It’s the perfect spot for the show, expanding on the gallery’s curatorial embrace of the idea that the best art can sometimes be a populist enterprise. This is, after all, the venue that has given us three non-juried “all-Island” art shows — exhibits that were open to anyone who simply showed up at the gallery with a piece of work.
“Come one, come all,” the organizers of the shows seemed to say. “There’s an artist inside each one of you.”
VALISE’s current show — “Eccentric Visions: Outsider Art from the Collection of Mia Gallery” — goes even further with that notion, making a powerful case that the creation of art is a deep and universal human impulse.
It is curated by VALISE’s newest member, Mia McEldowney, who moved to Vashon in 2004 after a high-flying career as one of Seattle’s most respected art dealers. She has selected a gorgeous array of art for the show.

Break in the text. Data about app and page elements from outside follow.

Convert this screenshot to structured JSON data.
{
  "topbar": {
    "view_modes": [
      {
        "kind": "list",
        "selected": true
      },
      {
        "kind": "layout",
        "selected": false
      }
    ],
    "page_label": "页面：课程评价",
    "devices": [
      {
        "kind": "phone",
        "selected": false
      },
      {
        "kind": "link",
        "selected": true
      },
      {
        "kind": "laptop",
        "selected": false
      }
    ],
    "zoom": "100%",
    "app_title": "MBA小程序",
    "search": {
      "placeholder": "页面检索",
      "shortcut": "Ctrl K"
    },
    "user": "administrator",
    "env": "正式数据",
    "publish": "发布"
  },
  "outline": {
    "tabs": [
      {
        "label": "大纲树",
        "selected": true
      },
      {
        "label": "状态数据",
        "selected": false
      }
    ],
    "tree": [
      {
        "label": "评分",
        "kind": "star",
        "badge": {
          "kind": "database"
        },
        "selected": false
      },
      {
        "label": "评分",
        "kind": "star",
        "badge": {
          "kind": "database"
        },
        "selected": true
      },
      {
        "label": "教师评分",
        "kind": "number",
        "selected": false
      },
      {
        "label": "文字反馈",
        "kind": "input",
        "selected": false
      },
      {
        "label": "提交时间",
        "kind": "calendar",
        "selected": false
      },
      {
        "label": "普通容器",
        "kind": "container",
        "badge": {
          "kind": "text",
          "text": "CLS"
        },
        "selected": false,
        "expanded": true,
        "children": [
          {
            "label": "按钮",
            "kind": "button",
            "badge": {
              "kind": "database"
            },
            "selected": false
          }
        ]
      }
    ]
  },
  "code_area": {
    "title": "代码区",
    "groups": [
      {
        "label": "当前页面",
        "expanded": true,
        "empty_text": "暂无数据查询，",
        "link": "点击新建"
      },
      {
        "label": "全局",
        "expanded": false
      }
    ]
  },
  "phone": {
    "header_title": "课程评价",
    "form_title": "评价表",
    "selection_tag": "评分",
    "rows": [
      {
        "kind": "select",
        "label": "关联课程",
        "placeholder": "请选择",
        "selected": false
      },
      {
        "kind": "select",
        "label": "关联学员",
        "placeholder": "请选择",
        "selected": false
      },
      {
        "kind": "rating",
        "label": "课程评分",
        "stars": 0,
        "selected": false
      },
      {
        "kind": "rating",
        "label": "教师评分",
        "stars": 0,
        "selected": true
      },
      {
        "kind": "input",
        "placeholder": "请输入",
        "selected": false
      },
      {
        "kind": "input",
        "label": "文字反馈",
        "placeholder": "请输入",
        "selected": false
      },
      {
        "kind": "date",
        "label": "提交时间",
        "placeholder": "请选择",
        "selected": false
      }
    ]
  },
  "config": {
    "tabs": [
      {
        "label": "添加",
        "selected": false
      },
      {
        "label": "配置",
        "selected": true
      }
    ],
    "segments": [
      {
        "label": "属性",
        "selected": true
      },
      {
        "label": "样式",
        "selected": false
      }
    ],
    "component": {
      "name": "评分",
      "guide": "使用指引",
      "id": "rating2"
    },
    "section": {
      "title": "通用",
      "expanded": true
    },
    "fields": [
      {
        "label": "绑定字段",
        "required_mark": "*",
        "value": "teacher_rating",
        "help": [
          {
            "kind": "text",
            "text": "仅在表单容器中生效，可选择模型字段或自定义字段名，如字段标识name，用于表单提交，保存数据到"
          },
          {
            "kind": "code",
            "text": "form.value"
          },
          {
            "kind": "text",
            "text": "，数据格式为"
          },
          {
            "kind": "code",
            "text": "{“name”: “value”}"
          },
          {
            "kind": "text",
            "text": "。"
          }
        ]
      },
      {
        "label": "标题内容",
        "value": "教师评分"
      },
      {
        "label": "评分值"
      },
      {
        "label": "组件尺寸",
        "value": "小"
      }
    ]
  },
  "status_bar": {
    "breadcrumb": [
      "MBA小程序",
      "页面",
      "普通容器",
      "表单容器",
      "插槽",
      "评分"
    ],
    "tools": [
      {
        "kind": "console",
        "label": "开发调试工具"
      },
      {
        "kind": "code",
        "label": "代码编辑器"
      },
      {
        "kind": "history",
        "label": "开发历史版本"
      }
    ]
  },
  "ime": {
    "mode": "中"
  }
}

All the works are by self-taught artists, many of whom lived and created large bodies of work in obscurity before being discovered late in life by the art world establishment. None of the artists in the show is still alive.
The best known artist on display is Howard Finster, a Baptist minister who preached the fiery word of God through thousands of works he displayed in a rambling art park of his own creation in backwoods Georgia. Finster’s paintings are as full of words as they are images, and many viewers might recognize the work — the Talking Heads and R.E.M. used his paintings as album covers.
R.E.M. also helped bring fame to another artist in the show, Georgia artist R.A. Miller, whose garden of home-made whirligigs was shown in several of the band’s music videos.
Also on display are works by a lesser-known artist, Professor Eddie Williams, who created text collages filled with urgent religious messages. Executed in the style of an a kidnapper’s ransom demand — with words and letters cut from magazines in a mad swirl of fonts and flourishes — the works demand a viewer’s immediate attention.
McEldowney has also included several paintings by Jon Serl, a prolific and reclusive genius who decided, at the age of 55, to start painting. His vibrant, colorful paintings depict larger-than-life creatures — sometimes human, sometimes not — in tableaus that seem ripped from the fabric of dreams.
Work by visionary sculptor Bessie Harvey is also represented. Harvey, who grew up in extreme poverty in rural Tennessee, captured and liberated spirits she felt lurked inside natural objects. Spirits also haunt the work of Simon Sparrow, a Chicago-area artist whose assemblages project power and meaning through a chaotic confusion of found objects.
Rounding out the show are strong pieces by three other outsiders — the farmer James H. Jennings, the poet and astrologer Fatisha, and Jahan Maka, a Lithuanian immigrant to Canada.
McEldowney will give a talk about the artists on Saturday, with an emphasis on describing the environments in which they and other outsiders created their work. She’ll also share her journey as a collector and art dealer with the audience.
“It was because of the stories the work told, and their authenticity,” she said, when asked what sparked her passion for outsider art. “It was such authentic work.”
VALISE Gallery, at 17633 Vashon Hwy. S.W., is open from 11 a.m. to 5 p.m. Saturdays and at other times by appointment; call 567-4595. Curator Mia McEldowney will give a talk about “Eccentric Visions: Outsider Art from the collection of Mia Gallery,” at 4 p.m. Saturday, at VALISE. The show is on view through Sept. 29.